A report published by the Education Review Office reinforces the importance of professional learning and development (PLD), identifying it as a central tenet for maintaining and improving teacher quality.
The report identifies that teaching is a “complex and demanding profession” and acknowledges teachers require high quality support and training throughout their careers to ensure they have the strategies and skills to continue to meet the needs of learners.
The report was published more than a decade ago yet its overview still rings true today with New Zealand educators confronting a rapidly changing environment.
The changes extend beyond the classroom for teachers and school leaders with the Ministry of Education having reset its PLD guidelines, identifying seven new priorities with regionally allocated PLD needing to align with one or more of the priorities.
The new national priorities for English medium settings focus on cultural capability, local curriculum design, and assessment for learning while Mātauranga and te reo Māori, marau ā-kura and aromatawai are the new priorities for Māori medium settings. Digital fluency remains a priority for teachers and leaders in all schools.
The new priorities were introduced at the beginning of Term 3, meaning teachers and school leaders can apply against them in Term 4 for delivery in Term 1, 2021.
The new priorities have been established to support the Government’s vision of a New Zealand education system that meets the needs of all learners, no matter who they are or where they come from, but not all agree the changes will deliver the desired outcomes.
Perry Rush, national president of the New Zealand Principals’ Federation, said it is cause for concern that regionally allocated PLD must align with one or more of the seven priorities.
“This has the effect of only ensuring those priorities are supported and that there is a contestable market for PLD applications. This means that some schools are supported, and some schools miss out,” he said.
“It also means that schools that have bespoke needs around particular development goals not recognised in Government priorities, must source and fund their own professional learning and development.”
Mr Rush also said there is insufficient funding for PLD and what money is available is contestable so that many schools seeking support miss out.
“The pace of educational change requires a much more significant investment in PLD and across a much broader swathe of curriculum,” he said.
While the regionally allocated funding is linked to the new priorities, there are other PLD opportunities available for educators, including working together informally to improve knowledge and understanding.

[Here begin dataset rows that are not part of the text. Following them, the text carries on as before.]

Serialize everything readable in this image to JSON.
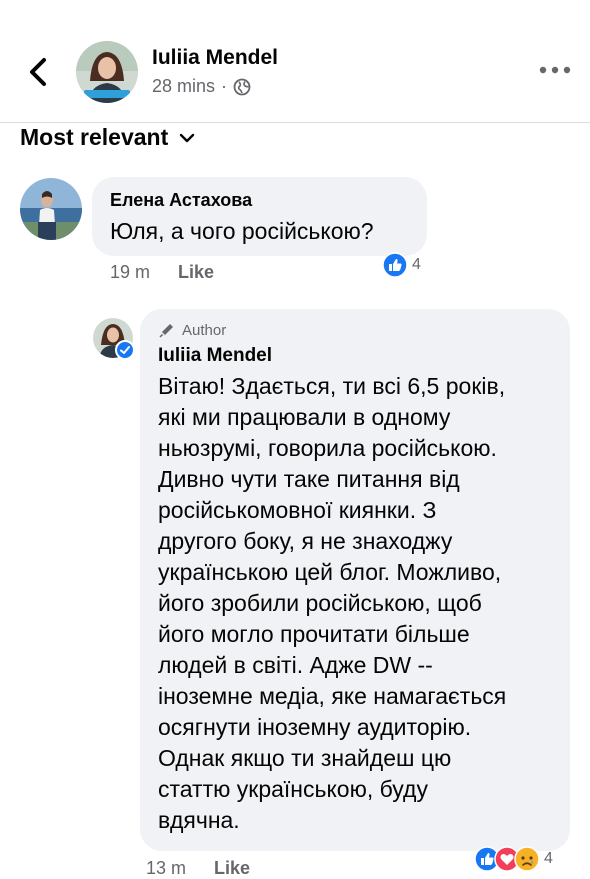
{
  "header": {
    "author_name": "Iuliia Mendel",
    "time": "28 mins",
    "separator": "·",
    "back_icon": "chevron-left-icon",
    "more_icon": "more-horizontal-icon",
    "privacy_icon": "globe-icon"
  },
  "sort": {
    "label": "Most relevant",
    "icon": "chevron-down-icon"
  },
  "comments": [
    {
      "author": "Елена Астахова",
      "text": "Юля, а чого російською?",
      "time": "19 m",
      "like_label": "Like",
      "reactions": {
        "types": [
          "like"
        ],
        "count": "4"
      }
    }
  ],
  "reply": {
    "badge": "Author",
    "badge_icon": "pencil-icon",
    "author": "Iuliia Mendel",
    "text_lines": [
      "Вітаю! Здається, ти всі 6,5 років,",
      "які ми працювали в одному",
      "ньюзрумі, говорила російською.",
      "Дивно чути таке питання від",
      "російськомовної киянки. З",
      "другого боку, я не знаходжу",
      "українською цей блог. Можливо,",
      "його зробили російською, щоб",
      "його могло прочитати більше",
      "людей в світі. Адже DW --",
      "іноземне медіа, яке намагається",
      "осягнути іноземну аудиторію.",
      "Однак якщо ти знайдеш цю",
      "статтю українською, буду",
      "вдячна."
    ],
    "time": "13 m",
    "like_label": "Like",
    "reactions": {
      "types": [
        "like",
        "love",
        "sad"
      ],
      "count": "4"
    }
  },
  "colors": {
    "fb_blue": "#1877f2",
    "love_red": "#f33e58",
    "sad_yellow": "#f7b125",
    "bubble": "#f0f2f5",
    "meta_gray": "#65676b"
  }
}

Informal professional learning activities include providing or receiving feedback from a colleague on teaching practice or new teaching materials and discussing with colleagues different teaching strategies to use with students.
For those pursuing formal PLD activities there are study awards, sabbaticals and study support grants available to help teachers and school leaders.
The teachnz website provides details about funding available for teachers and principals looking to pursue study and there are opportunities to apply for three, five or 10-week sabbaticals to complete a professional learning activity or for reflection and rejuvenation.
For teacher aides, a new $2.29 million fund has been rolled out this year designed to provide easier access to PLD opportunities.
The fund has been made to support teacher aides to pursue training opportunities within their school or cluster. It can also pay for classes offered by private providers, polytechnics and universities and covers both face-to-face and online delivery.
For those schools looking to apply for regionally allocated PLD, a new online system has replaced the previous manual system in a bid to simplify the application, allocation and planning processes.
By David Carroll